2008-01-01Even though the music on Ladysmith Black Mambazo’s Ilembe – Honoring Shaka Zulu is completely a cappella, you’ll never miss the lack of accompanying instruments. The South African ensemble fills each song to the brim, sometimes with voice and just as often with judiciously placed silence. Less boisterous than some of the group’s other albums, and more emotionally direct than its collaborations with western musicians, Ilembe is exactly as involving as you choose it to be. Give them slight notice, and these repetitive songs seem to provide little more than a lovely background. But close listening reveals ample complexity, from the subtly shifting chanted sections of the English-language hymn "This is the Way We Do" to the harmonic richness of the choral singing, or the way Joseph Shabalala's solo parts on "Vela Nsizwa" and other tracks sometimes feels like a lead vocal and sometimes like ornamentation. The repetitive arrangements have an appealing organic quality, like the musical equivalent of waves washing on the beach. This adds a meditative almost hypnotic quality to the songs. While "Prince of Peace" and a couple of other tracks are obviously religious in nature, even the political commentary of "Let's Do It" has beautifully modulated spiritual energy.-- Bob Tarte
The Rough Guide to Astor Piazzolla
Siempre Hay Salida (There's Always A Way Out)
Backspin – Six Degrees 10 Anniv. Project

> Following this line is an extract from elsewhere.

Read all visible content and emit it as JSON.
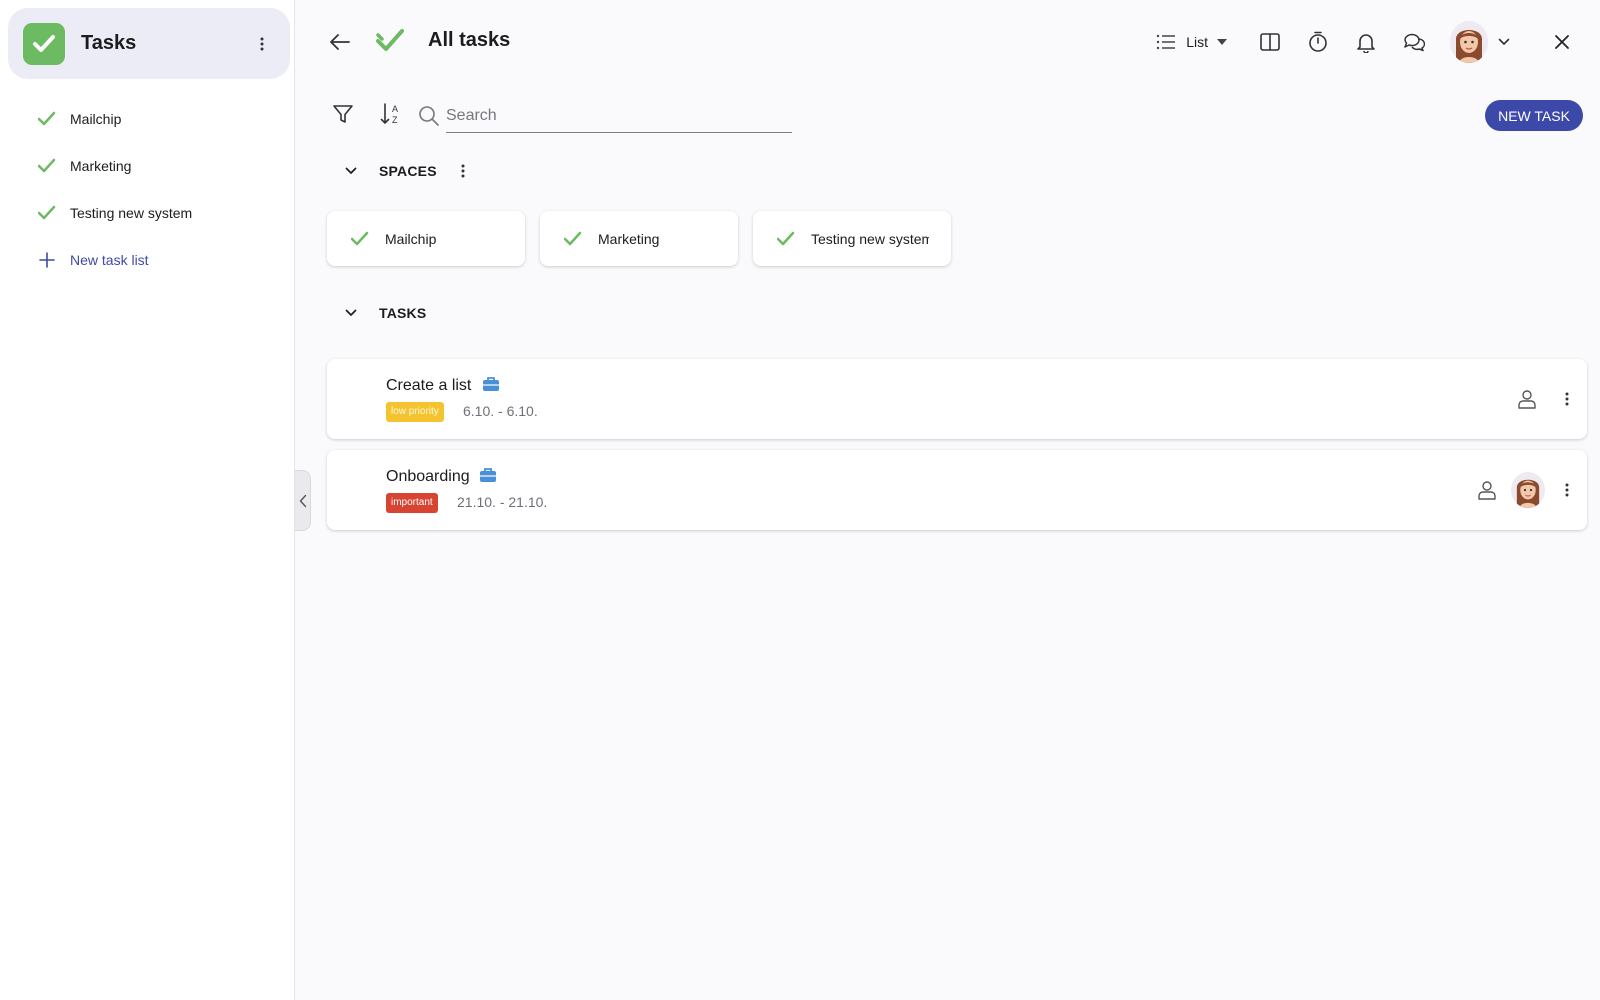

The opinions expressed in these reviews are those of the individual volunteers that submitted the article and do not necessarily reflect the views of WYCE or GRCMC; nor its staff, donors, or affiliates.